Simulation is arguably the fastest growing technology within the New Zealand Defence Force (NZDF) with all three services acquiring a variety of simulation systems to enhance training, sustain proficiency and achieve cost effectiveness.
Simulation and modelling are vital enablers for Capability Development Group (CDG), which draws on the resources of the Joint Decision Support and Simulation Centre (JDSC), the Rapid Prototyping Development and Evaluation program (RPDE), and the Defence Science and Technology organisation (DSTO) for activities ranging from Future Soldier experimentation to preparation of the Defence Capability Plan (DCP).
Already a leader in the use of simulation for training, including mission rehearsal and mission-specific training, the ever-adaptive Army is on the road to institutionalising simulation, garnering its many other benefits in such diverse areas as operational planning, decision making, concept evaluation, and modelling for options assessment.
There will only be two LHD ships. With that in mind, the necessary training for all the crews, both permanent and occasional, will need to use land-based methods of training to maximise their knowledge before going on the ships themselves.

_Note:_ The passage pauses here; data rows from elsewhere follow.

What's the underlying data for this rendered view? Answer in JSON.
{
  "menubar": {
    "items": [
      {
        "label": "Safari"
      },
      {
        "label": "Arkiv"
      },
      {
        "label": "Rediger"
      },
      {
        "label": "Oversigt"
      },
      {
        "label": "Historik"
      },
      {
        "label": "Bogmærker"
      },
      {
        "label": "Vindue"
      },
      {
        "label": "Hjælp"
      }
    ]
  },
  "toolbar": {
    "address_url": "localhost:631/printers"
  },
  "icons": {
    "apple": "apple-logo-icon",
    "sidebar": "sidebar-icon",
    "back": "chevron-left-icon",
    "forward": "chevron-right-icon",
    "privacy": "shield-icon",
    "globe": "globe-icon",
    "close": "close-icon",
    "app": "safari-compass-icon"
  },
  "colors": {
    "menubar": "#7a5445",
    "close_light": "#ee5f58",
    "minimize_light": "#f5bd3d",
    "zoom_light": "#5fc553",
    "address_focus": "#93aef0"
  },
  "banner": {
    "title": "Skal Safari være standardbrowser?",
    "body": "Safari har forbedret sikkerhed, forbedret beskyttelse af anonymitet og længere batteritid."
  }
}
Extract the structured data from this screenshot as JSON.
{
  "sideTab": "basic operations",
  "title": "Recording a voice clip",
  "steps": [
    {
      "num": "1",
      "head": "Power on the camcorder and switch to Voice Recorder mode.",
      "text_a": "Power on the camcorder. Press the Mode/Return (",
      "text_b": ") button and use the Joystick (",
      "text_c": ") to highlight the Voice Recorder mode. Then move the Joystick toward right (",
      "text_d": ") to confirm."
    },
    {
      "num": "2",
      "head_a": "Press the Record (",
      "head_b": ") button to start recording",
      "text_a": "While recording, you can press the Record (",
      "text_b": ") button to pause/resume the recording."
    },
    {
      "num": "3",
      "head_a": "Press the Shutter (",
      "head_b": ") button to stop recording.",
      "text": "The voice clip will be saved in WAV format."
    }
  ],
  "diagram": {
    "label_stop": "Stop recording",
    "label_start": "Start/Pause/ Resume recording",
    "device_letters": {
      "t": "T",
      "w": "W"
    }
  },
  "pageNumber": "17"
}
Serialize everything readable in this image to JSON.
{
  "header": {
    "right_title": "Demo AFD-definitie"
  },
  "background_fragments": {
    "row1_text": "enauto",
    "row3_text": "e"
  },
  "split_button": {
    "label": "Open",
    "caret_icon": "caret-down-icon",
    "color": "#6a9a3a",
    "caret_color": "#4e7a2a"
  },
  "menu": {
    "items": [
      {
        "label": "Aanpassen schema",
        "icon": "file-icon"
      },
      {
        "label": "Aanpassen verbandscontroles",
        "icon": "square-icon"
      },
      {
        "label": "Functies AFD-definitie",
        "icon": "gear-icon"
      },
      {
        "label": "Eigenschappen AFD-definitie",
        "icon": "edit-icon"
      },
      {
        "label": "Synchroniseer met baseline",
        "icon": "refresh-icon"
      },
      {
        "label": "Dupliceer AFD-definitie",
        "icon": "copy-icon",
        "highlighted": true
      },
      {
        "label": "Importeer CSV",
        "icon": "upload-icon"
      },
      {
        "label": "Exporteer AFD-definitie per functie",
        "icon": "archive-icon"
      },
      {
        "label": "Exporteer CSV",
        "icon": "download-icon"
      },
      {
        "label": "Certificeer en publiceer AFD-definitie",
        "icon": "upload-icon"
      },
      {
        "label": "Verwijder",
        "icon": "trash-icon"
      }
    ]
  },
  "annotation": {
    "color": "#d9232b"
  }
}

Simulation, modelling and experimentation have a huge role to play for both Army and Navy.
With an ever increasing demand for simulation in the defence force, Brisbane based company Immersaview, has shown off its latest suite of technology.
CAE announced that it will deploy a new CAE 5000 Series full-flight simulator (FFS) in Melbourne in the first half of 2012 for training pilots and maintenance technicians.
Kongsberg Defence & Aerospace has announced the award of a Command Team Trainer Simulation Infrastructure contract in the order of $8.6 million for the Hobart Class AWD Command Team Trainer.
The Defence Chief Information Officer Group will again partner with the University of New South Wales, Australian Defence Force Academy in the hosting of the 2011 MilCIS Conference.
CAE Australia recently announced that it has upgraded the Royal Australian Air Force's C-130J Hercules full-flight and mission simulator to provide additional tactical training capabilities.
BAE Systems has been engaged by the Commonwealth for the development and delivery of training for the Royal Australian Navy's Landing Helicopter Dock ships.
Boeing has announced that it will use a Helimod helicopter simulator leased from Ryan Aerospace to help train Australian Army pilots to fly Bell 206B-1 Kiowa helicopters.
Defence has signed a contract worth $25 million with Thales Australia to deliver nine additional vehicle training simulators for Australian Army crews operating the Australian Light Armoured Vehicle.
The Land-Based Test Site at BAE Systems in Williamstown for the Landing Helicopter Dock project is now complete with testing to commence immediately.
A new training device at RAAF Base Richmond will assist Air Force C-130 Hercules crews to prepare for the threats they might face on operations and provide experience to trainee loadmasters.
The first students to enter training under the UK Military Flying Training System program arrived at Royal Air Force station Barkston Heath on June 20 to train as Royal Navy Helicopter Observers.
Sailors will be able to use 3-D avatars to train on ships that are currently under construction thanks to cutting edge simulation technology being used in Australia.